Collect all lines from the records below that include the word "maintainer".
Segment Start: INFORMATION GIVEN
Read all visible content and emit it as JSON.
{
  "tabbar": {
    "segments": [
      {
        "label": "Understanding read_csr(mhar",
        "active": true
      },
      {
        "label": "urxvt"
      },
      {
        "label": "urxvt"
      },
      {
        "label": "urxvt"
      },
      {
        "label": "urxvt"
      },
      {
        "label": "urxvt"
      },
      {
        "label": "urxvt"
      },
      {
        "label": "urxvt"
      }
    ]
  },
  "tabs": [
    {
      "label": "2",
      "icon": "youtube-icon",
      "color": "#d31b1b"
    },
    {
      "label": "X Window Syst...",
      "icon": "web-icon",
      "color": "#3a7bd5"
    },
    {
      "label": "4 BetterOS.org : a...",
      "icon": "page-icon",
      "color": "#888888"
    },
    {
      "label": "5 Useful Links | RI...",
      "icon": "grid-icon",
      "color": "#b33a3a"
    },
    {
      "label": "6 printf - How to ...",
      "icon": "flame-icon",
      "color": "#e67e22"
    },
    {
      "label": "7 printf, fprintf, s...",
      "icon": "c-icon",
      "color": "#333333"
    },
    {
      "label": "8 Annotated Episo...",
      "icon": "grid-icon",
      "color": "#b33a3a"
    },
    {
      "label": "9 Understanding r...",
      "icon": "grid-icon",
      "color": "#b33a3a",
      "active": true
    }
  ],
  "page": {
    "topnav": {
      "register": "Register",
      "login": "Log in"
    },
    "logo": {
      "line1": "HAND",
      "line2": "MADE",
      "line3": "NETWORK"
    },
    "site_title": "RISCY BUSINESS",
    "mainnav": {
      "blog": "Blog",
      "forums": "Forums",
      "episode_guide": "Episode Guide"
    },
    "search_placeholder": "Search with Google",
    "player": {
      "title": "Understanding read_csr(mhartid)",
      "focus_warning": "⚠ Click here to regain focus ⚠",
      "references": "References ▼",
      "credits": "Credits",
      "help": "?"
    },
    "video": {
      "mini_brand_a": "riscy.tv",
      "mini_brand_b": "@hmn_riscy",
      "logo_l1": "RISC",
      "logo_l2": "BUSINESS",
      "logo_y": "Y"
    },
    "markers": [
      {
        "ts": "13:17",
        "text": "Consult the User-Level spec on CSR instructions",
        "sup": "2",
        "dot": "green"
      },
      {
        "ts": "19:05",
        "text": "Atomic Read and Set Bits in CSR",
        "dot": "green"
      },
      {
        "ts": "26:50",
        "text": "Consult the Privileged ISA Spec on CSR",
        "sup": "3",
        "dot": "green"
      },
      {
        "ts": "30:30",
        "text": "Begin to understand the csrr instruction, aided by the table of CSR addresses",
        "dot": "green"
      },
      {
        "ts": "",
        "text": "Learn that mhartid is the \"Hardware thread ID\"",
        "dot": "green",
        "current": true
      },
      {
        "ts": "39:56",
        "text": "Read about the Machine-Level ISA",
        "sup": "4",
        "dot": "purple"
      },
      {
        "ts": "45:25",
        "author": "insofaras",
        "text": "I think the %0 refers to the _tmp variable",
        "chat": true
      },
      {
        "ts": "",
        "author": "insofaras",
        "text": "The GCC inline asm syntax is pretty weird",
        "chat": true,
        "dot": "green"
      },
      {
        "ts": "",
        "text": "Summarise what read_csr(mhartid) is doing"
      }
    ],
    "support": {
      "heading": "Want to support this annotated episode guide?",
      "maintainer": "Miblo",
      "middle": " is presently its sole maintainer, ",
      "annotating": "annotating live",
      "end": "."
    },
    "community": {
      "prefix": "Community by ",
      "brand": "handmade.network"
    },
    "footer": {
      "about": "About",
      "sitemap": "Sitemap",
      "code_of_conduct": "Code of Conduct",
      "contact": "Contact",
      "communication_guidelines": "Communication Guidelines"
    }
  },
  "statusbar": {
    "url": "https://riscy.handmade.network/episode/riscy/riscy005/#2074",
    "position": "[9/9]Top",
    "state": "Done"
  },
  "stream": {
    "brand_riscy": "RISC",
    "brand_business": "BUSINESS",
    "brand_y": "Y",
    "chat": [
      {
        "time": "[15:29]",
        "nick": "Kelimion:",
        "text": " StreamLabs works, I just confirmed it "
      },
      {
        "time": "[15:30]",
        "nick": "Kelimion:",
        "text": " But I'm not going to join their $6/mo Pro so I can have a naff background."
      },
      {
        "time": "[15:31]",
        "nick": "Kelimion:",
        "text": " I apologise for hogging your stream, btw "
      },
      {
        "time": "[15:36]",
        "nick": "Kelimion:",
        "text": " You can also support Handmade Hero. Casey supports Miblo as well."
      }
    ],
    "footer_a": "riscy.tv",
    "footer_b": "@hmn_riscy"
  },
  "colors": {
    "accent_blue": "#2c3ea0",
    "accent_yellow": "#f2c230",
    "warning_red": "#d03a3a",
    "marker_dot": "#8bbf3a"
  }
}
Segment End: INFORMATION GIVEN
EXERCISE ANSWER —
      "maintainer": "Miblo",
      "middle": " is presently its sole maintainer, ",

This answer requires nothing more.